Access to university is an important political issue, but this is only the beginning of the story.
University is a place where young people grow, develop independent thoughts, learn, establish strong connections and graduate. However, around 8% of young students starting university in London do not make it into their second year, this is the highest of any region in England. The average figure hides the large-scale variation between universities in London, as is shown by the figure below. There are several universities where more than one in ten students drop out of university.
Figure 1: Spread of non-continuation within London 2016/17 (young, first degree UK domiciled students)
Our research, commissioned by the GLA, published this month “Building on success – increasing Higher Education retention in London” builds on our previous research and seeks to understand the factors that could be driving the higher than average non-continuation rate within the capital. The factors are broken down into three groups: student characteristics, university experience and location or regional factors.
We know that those from London are the most likely to attend university and London does exceptionally well at sending the most disadvantaged students to university. Therefore, it is unsurprising that Londoners (those from London before entering university) account for more than half (56%) of the student population within London. Our research uncovered that Londoners are also the most likely to drop-out of university within London, with more than one in ten Londoners not continuing their studies.

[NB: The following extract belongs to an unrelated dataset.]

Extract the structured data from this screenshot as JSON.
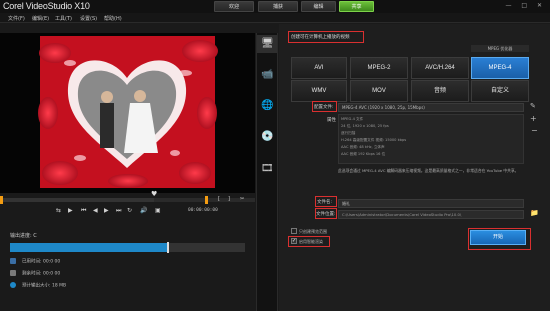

London’s student population is diverse, less than half of students in London are White, compared to almost 70% in England. There is a clear difference in retention by ethnicity, as 13% of Black students in London do not continue their studies compared to 8% of White students. Black students are more than 50% likely to withdraw from their studies. Our research suggests some of these differences in the drop-out rates between ethnic groups can be explained by a range of factors including accommodation, prior attainment and socio-economic status.
More than four in ten students in London live in their parental or guardian home – this increases to six in ten for Black students (although lower than for Asian students). Living at home can reduce a student’s ability to make connections and can come with long commutes. This group of students represents a large proportion of the student population in London and universities must do more to adapt their ways to meet the needs of this population.
Prior qualifications also matter. BTECs are a vital route into university for students from lower socio-economic backgrounds (see here). However, such students are also much more likely to drop out: 16% of students who enter university via an access course and 15% of those who enter with a BTEC do not finish their studies.
There is a vast difference in the qualifications held on entry to university in London by ethnicity.
Figure 2: Top three qualifications held on entry to university in London by ethnicity
Black students are twice as likely to enter university with a BTEC compared to White students. Young people interviewed as part of this research who had entered university with a BTEC reported a lack of support and difficulties adapting to university study. Very little attention is paid to the needs of students entering university without A levels. Newspapers are full of headlines on A level day, but we do not celebrate the successes of those studying BTECs to the same extent. More needs to be done to encourage and support those entering with BTECs which is becoming an increasingly common route into university. Tools to help support these students could include better curriculum matching between BTECs and degrees, summer school university preparation and targeting of university academic support.
Whilst this research has focused on full-time young students, very little is known about the factors affecting the non-continuation of part-time or mature students who have a considerably higher non-continuation rate than young students. In England, mature students are more than twice as likely as their young fellow students to not continue with their studies, with more than 12% not continuing. If a person has been ambitious enough to enter university beyond the traditional age bracket, for them to not be continuing with their studies represents a significant loss to society and the economy. Very little political attention is paid to this group and more must be done to understand their needs.